Activity =
Reproduce all the data verbatim.

Available data =
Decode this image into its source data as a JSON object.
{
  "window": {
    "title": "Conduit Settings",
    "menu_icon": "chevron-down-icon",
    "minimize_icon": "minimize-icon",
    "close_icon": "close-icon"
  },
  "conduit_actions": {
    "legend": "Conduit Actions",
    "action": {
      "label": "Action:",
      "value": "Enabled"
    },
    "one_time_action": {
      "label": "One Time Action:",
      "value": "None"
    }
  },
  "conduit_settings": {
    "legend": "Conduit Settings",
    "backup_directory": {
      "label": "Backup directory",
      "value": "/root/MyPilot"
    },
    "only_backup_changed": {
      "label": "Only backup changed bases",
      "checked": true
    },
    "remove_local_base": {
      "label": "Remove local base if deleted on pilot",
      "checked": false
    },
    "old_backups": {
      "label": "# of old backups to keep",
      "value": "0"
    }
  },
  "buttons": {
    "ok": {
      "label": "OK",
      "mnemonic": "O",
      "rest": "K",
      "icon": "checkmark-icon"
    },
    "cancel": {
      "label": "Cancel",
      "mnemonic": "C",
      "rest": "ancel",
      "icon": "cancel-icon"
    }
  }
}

Response =
Decode this image into its source data as a JSON object.
{
  "window": {
    "title": "Conduit Settings",
    "menu_icon": "chevron-down-icon",
    "minimize_icon": "minimize-icon",
    "close_icon": "close-icon"
  },
  "conduit_actions": {
    "legend": "Conduit Actions",
    "action": {
      "label": "Action:",
      "value": "Enabled"
    },
    "one_time_action": {
      "label": "One Time Action:",
      "value": "None"
    }
  },
  "conduit_settings": {
    "legend": "Conduit Settings",
    "backup_directory": {
      "label": "Backup directory",
      "value": "/root/MyPilot"
    },
    "only_backup_changed": {
      "label": "Only backup changed bases",
      "checked": true
    },
    "remove_local_base": {
      "label": "Remove local base if deleted on pilot",
      "checked": false
    },
    "old_backups": {
      "label": "# of old backups to keep",
      "value": "0"
    }
  },
  "buttons": {
    "ok": {
      "label": "OK",
      "mnemonic": "O",
      "rest": "K",
      "icon": "checkmark-icon"
    },
    "cancel": {
      "label": "Cancel",
      "mnemonic": "C",
      "rest": "ancel",
      "icon": "cancel-icon"
    }
  }
}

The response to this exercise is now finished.